They lose money in the process, he said, but they do it out of love.

"We are trying to keep it as cheap as we can so people can continue using film, because we love photography," said Keyvan.  

'It will touch your heart'

Keyvan pointed to the popular photography course at Holland College in Charlottetown as a source of new film customers, as well as young hobbyists, some of whom buy chemicals from the lab to do developing at home.

Keyvan Ashenaei shows off his grandfather's camera which he and his brother Alhan brought from Kuwait to P.E.I. (Sara Fraser/CBC)

"It's a challenge and a good experience," said Keyvan, noting most old cameras don't have auto focus, so people have no choice but to learn how to focus manually, as well as learning how to control shutter speed, ISO and lighting. 

"Especially young people, they like surprises," Keyvan smiled. "With the digital you can see what you did, but with the film you cannot see what you did.

"Because it is a surprise, it will touch your heart, you know? … With film, you can feel the photography." 

Film Fridays

During the winter the shop develops five to 15 rolls of film per week — they do them all at once on Fridays — and the past few summers they've processed 30 to 40 rolls a week.

You can still buy film at P.E.I. Photo Lab, although companies are no longer manufacturing film cameras. (Sara Fraser/CBC)

Alhan hopes camera companies like Kodak or Fuji will take note of the renewed interest in film and bring back affordable, quality film cameras and darkroom chemicals.

"A lot of the young generation are asking for film," he said.

The brothers are happy to help people just learning about film cameras who are "really excited" but don't know where to find batteries and film and how to load the film.

"They find the camera through eBay or found it in yard sales. Sometimes they don't know if it's working or not!" said Keyvan. 

Vintage technology

When the brothers bought the shop, they inherited the vintage machine that develops the film negatives.

Keeping P.E.I. Photo Lab's negative developing machine operating is a challenge since it is decades old and parts are no longer available. (Sara Fraser/CBC)

"We try to take care of that as our baby!" laughs Keyvan. The brothers have made an offer to its manufacturer to purchase any similar machines so they can have a supply of spare parts, which are almost impossible to find.  

Another antique machine that printed photos from negatives broke last year, and the brothers were unable to fix or replace it. Luckily, they've worked out another scanning process. 

Immigrants to P.E.I.

The brothers' love of photography is in their blood — their grandfather and father before them were photographers, too. 

Some of the vintage film cameras the Ashenaei brothers have used, now on display at P.E.I. Photo Lab. (Sara Fraser/CBC)
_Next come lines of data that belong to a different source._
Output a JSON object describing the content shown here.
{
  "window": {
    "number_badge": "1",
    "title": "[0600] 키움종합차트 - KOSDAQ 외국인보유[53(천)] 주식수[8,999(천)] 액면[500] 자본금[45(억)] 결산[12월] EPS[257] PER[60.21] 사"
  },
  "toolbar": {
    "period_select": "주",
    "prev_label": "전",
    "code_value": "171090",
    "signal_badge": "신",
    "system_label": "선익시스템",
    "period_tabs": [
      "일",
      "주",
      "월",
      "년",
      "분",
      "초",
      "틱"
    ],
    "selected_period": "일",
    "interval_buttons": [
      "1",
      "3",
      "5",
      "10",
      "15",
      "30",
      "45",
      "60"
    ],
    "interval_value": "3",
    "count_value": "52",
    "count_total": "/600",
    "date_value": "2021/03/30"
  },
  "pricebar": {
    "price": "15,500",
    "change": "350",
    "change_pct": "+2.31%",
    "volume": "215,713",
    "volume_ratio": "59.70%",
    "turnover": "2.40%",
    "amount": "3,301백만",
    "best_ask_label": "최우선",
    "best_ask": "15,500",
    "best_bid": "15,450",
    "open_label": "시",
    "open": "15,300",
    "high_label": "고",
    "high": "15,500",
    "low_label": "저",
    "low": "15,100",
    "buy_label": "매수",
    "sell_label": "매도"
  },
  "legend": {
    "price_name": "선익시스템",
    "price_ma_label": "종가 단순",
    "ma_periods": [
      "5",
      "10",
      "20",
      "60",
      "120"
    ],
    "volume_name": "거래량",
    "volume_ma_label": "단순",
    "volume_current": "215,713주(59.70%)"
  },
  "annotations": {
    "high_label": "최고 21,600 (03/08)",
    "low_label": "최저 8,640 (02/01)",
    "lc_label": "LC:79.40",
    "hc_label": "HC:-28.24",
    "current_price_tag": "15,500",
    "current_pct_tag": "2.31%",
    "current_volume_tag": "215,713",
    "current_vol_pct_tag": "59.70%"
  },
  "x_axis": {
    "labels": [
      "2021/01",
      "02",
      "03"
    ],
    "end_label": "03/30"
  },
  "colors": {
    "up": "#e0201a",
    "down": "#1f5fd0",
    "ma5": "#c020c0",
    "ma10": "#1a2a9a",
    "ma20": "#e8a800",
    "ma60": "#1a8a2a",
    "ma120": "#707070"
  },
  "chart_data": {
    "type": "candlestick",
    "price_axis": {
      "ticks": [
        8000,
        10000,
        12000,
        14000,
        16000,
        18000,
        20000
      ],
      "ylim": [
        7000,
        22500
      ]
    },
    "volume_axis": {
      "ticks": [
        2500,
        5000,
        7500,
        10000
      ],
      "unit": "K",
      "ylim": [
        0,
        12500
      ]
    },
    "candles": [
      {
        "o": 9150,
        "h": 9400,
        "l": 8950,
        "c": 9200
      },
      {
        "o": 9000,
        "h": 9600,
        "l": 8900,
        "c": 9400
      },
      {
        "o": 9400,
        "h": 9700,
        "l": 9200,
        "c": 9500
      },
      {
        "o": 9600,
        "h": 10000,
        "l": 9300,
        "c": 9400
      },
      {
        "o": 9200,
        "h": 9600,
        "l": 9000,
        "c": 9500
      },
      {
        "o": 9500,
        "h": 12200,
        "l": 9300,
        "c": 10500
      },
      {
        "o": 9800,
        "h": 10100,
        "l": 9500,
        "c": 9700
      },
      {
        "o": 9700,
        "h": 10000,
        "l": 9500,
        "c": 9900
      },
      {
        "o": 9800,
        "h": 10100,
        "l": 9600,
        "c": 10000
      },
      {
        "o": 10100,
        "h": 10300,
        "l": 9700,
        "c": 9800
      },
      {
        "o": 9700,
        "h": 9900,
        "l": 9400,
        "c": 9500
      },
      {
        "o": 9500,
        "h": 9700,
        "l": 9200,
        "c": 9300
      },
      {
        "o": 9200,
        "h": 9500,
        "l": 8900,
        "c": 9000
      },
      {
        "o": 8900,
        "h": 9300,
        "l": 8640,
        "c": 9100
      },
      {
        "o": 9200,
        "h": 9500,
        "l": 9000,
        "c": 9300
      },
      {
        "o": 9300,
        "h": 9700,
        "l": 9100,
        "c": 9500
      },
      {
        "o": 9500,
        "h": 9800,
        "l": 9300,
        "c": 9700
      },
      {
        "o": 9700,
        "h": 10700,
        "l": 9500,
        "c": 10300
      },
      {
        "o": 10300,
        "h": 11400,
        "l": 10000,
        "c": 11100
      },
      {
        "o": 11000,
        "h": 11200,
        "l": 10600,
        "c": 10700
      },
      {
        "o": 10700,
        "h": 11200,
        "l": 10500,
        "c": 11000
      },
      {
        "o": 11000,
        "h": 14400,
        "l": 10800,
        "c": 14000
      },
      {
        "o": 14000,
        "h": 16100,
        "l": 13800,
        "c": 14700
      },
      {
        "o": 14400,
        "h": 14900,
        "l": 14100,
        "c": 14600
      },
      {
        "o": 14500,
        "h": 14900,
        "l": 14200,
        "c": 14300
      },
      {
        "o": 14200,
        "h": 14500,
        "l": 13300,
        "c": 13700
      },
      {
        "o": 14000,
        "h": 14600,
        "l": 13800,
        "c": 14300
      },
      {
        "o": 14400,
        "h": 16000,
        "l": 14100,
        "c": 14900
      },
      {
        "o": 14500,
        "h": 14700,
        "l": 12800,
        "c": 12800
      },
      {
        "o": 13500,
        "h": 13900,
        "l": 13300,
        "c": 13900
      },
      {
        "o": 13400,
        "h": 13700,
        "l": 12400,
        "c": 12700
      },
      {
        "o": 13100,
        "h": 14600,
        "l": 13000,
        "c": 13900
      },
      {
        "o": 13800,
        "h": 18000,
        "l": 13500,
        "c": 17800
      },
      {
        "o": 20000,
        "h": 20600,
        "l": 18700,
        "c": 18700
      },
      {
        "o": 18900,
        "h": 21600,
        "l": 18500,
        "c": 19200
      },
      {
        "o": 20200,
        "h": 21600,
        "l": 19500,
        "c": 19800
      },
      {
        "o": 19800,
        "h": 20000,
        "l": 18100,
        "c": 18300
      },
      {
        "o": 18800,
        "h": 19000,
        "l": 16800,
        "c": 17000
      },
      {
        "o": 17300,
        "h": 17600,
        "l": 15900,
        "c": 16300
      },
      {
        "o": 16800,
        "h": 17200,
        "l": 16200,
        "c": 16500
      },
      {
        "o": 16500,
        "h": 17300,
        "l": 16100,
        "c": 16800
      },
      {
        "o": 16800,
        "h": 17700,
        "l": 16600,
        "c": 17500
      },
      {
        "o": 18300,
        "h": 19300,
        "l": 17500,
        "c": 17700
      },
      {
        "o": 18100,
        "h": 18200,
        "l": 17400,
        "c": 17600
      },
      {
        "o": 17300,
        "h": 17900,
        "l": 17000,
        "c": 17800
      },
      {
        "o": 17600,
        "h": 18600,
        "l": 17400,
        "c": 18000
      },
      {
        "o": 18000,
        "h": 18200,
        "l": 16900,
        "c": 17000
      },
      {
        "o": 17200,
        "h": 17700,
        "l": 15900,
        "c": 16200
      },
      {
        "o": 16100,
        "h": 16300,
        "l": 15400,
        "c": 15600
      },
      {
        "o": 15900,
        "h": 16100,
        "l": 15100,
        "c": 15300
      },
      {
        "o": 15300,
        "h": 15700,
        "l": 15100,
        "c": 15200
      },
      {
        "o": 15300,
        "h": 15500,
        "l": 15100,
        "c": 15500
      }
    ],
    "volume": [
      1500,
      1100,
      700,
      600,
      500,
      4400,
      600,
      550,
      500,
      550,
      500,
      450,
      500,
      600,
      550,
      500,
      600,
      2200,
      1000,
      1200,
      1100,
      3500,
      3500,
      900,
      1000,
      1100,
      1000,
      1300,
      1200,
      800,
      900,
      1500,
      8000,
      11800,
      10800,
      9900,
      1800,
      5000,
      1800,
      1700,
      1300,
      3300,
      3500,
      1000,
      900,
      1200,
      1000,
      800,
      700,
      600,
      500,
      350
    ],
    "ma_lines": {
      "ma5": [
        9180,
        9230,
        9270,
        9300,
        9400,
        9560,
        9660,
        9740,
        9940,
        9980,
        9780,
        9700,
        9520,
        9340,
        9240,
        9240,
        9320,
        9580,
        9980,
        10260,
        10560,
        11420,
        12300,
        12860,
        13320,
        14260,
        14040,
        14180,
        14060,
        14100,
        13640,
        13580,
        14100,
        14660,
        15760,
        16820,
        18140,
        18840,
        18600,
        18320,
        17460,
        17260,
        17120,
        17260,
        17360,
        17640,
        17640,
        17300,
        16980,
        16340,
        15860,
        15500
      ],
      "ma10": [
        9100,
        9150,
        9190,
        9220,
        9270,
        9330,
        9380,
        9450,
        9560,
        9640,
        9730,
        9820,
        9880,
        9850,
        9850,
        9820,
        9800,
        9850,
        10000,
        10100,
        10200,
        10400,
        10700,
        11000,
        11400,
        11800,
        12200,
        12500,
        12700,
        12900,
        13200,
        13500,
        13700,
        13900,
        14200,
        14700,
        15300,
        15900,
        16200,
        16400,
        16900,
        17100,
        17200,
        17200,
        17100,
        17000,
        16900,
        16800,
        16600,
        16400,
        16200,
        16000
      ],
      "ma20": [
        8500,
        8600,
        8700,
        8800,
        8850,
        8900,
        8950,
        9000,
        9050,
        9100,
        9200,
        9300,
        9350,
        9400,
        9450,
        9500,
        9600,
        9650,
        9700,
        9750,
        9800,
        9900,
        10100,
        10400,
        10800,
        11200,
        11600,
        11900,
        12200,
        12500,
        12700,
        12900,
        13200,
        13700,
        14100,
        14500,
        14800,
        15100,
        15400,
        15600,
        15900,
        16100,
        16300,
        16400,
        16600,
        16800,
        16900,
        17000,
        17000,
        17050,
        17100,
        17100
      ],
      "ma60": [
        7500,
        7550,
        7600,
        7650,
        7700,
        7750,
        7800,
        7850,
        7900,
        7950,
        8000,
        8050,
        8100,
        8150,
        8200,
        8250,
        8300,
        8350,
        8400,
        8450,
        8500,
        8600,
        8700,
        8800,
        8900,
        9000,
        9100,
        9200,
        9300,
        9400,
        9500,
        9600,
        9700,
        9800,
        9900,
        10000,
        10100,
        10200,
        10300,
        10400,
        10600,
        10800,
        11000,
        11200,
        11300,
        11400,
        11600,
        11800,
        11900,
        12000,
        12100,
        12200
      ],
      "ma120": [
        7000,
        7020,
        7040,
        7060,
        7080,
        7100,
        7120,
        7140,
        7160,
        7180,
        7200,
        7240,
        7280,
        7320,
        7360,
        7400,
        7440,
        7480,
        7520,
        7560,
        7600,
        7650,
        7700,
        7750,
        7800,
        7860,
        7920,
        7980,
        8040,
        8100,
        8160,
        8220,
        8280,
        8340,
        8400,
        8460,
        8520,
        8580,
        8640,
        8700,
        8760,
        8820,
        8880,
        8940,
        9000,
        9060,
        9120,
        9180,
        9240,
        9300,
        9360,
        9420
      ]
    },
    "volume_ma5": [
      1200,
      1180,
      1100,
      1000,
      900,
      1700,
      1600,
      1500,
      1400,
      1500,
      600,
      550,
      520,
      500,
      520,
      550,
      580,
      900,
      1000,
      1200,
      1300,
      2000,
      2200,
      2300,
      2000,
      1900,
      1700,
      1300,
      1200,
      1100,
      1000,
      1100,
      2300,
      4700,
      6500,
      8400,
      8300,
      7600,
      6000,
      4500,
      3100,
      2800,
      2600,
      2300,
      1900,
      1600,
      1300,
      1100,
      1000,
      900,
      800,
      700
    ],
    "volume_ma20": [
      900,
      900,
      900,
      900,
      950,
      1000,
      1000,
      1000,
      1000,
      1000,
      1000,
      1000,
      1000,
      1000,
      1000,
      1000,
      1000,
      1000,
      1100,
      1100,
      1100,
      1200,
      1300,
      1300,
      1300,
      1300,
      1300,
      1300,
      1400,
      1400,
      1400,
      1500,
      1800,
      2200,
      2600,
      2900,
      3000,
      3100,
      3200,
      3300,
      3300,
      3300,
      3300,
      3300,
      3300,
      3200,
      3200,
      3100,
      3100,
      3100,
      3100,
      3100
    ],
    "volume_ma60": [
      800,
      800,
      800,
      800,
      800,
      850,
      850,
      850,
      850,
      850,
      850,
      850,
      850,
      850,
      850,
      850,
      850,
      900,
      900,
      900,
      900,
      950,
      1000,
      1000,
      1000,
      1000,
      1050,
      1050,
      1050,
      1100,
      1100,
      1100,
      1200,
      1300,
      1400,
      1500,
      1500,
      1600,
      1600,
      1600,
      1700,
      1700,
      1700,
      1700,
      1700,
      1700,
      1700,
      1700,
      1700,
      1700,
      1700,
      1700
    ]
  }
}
Their father moved from Iran to Kuwait in the 1950s and started a photography business, teaching his boys about the business. Together Alhan and Keyvan ran a large photography studio, taking publicity photos of celebrities, selling it in 2008 to emigrate to Canada under the PNP program. 

"Even though we were born and raised it Kuwait, it wasn't our country," said Keyvan — even though they owned a successful business, the government of Kuwait denied them citizenship. Their children were denied access to post-secondary education and would be blocked from most employment.

'Welcome home'

"It wasn't safe for us and even our children," he said, noting as a follower of the persecuted minority Bahá'i religion, the family could not return to Iran, where Bahá'i are executed

"We don't have a country," Keyvan said. "So, we emigrated to Canada."

"They told us from the first day in the airport, welcome home. You felt you have a country, you have a home," said Keyvan, choking up slightly. 

Besides developing film, P.E.I. Photo Lab does photo restoration and enlarging, photography services like portraits and passport photos, and sells digital camera gear and frames. They'd also be happy to develop film that is mailed to them, the brothers said. 

About the Author

Sara Fraser

Web Journalist

Sara is a P.E.I. native who graduated from the University of King's College in Halifax. N.S., with a Bachelor of Journalism (Honours) degree. She's worked with CBC Radio and Television since 1988, moving to the CBC P.E.I. web team in 2015, focusing on weekend features. email